Dataset excerpts:
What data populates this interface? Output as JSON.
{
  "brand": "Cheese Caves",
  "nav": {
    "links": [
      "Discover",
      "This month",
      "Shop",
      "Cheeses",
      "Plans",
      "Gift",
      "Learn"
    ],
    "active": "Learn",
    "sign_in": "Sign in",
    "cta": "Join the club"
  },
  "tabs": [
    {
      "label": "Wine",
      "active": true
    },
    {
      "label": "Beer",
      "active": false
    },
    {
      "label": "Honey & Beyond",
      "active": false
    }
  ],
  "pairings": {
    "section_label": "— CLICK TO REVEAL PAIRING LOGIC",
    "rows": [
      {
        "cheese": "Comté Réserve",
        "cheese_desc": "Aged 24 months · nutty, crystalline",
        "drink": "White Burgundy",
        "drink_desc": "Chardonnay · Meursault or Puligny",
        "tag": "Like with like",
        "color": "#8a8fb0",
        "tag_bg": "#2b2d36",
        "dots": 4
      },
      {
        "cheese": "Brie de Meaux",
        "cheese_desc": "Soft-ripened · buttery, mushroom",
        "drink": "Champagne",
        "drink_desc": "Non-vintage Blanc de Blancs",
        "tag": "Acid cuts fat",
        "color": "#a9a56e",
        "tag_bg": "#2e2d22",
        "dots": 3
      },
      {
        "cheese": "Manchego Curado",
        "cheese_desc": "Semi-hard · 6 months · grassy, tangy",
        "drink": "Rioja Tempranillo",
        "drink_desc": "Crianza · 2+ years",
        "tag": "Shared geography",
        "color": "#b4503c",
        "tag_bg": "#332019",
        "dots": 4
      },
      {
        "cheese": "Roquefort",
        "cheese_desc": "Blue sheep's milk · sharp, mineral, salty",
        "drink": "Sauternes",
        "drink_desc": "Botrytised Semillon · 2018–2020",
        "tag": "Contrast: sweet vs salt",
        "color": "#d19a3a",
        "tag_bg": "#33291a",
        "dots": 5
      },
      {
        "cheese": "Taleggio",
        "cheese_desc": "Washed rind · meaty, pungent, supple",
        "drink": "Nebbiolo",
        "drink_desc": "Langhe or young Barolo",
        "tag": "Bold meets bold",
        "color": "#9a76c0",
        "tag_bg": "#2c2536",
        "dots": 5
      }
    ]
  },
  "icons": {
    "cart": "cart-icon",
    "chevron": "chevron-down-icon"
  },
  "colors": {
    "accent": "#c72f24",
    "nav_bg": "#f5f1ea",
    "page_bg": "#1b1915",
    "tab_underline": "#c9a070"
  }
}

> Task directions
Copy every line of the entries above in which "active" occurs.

> Result
    "active": "Learn",
      "active": true
      "active": false
      "active": false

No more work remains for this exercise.